Supplied records START
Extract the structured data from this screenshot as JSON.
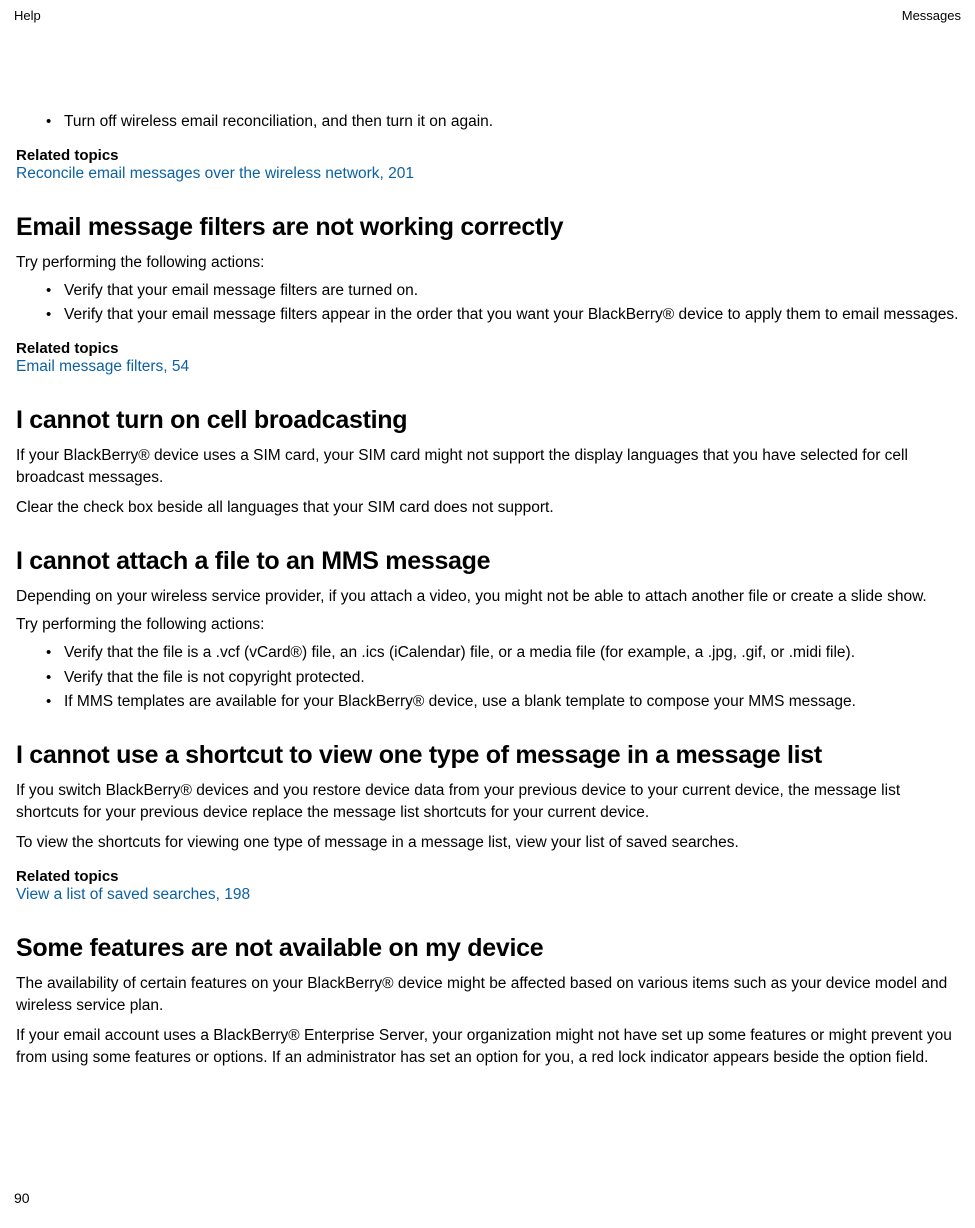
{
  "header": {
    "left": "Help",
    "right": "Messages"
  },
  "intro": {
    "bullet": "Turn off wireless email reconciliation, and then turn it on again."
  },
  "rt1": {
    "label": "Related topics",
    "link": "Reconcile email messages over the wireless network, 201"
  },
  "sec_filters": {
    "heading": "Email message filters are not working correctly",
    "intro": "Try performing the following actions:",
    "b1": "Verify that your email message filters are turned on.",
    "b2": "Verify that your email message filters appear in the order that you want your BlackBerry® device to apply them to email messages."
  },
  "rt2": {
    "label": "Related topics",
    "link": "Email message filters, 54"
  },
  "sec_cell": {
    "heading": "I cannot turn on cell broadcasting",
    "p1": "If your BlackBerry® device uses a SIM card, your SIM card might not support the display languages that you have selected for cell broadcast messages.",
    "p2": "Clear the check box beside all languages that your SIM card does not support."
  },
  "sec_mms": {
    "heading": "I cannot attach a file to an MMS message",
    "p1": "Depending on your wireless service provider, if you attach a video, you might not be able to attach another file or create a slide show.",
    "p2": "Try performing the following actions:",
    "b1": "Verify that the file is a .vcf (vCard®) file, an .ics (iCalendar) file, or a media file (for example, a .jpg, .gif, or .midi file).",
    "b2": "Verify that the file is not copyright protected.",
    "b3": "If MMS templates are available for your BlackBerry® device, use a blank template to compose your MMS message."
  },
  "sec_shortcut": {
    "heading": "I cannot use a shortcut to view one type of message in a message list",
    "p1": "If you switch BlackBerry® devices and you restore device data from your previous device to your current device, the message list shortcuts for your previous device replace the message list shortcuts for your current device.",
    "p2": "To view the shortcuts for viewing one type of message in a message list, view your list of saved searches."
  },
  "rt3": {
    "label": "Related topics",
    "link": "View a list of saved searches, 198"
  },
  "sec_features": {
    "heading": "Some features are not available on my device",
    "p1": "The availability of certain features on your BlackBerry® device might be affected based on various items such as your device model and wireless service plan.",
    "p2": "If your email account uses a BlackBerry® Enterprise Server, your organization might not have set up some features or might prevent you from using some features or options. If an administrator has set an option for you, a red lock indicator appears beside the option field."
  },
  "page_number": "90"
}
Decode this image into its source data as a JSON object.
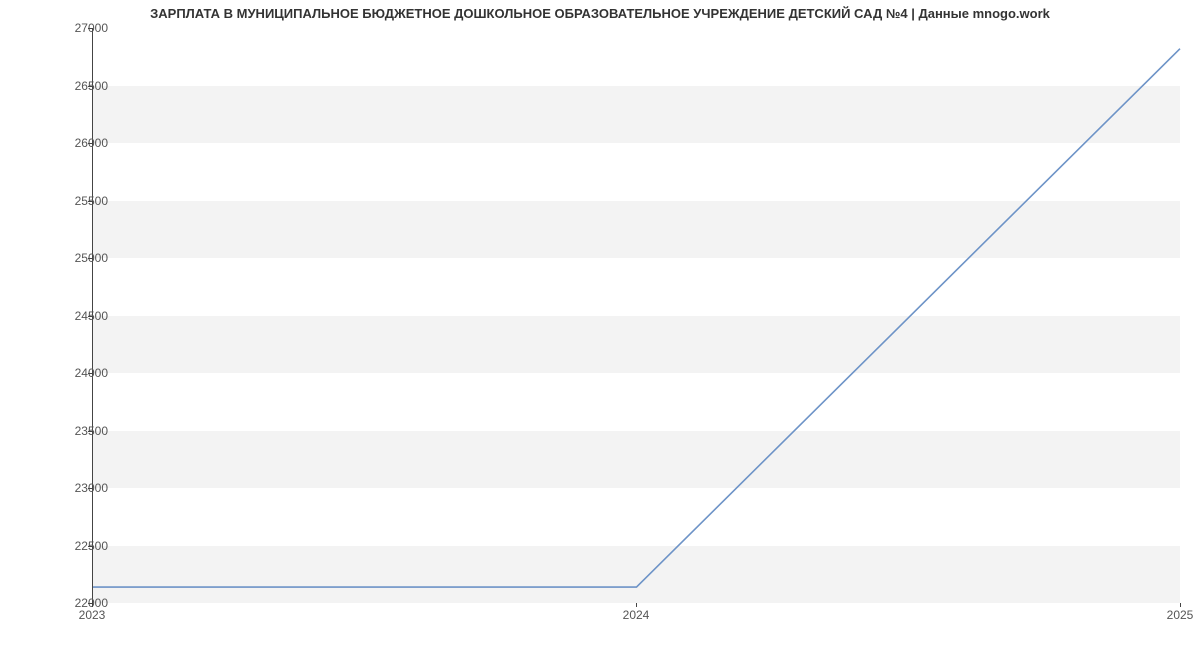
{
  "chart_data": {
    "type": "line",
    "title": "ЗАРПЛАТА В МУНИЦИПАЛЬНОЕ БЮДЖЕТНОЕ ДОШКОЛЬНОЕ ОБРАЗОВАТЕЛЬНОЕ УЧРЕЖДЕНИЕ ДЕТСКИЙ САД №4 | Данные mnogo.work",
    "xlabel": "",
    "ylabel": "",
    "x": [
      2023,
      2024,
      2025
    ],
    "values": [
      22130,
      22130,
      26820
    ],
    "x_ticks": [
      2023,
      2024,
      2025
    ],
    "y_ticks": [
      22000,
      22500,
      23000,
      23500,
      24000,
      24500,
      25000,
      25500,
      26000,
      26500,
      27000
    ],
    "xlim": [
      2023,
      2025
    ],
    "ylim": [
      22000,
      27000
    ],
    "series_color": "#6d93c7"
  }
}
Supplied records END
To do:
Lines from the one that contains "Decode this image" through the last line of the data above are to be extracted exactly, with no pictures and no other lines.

Completed task:
Decode this image into its source data as a JSON object.
{
  "chart_data": {
    "type": "line",
    "title": "ЗАРПЛАТА В МУНИЦИПАЛЬНОЕ БЮДЖЕТНОЕ ДОШКОЛЬНОЕ ОБРАЗОВАТЕЛЬНОЕ УЧРЕЖДЕНИЕ ДЕТСКИЙ САД №4 | Данные mnogo.work",
    "xlabel": "",
    "ylabel": "",
    "x": [
      2023,
      2024,
      2025
    ],
    "values": [
      22130,
      22130,
      26820
    ],
    "x_ticks": [
      2023,
      2024,
      2025
    ],
    "y_ticks": [
      22000,
      22500,
      23000,
      23500,
      24000,
      24500,
      25000,
      25500,
      26000,
      26500,
      27000
    ],
    "xlim": [
      2023,
      2025
    ],
    "ylim": [
      22000,
      27000
    ],
    "series_color": "#6d93c7"
  }
}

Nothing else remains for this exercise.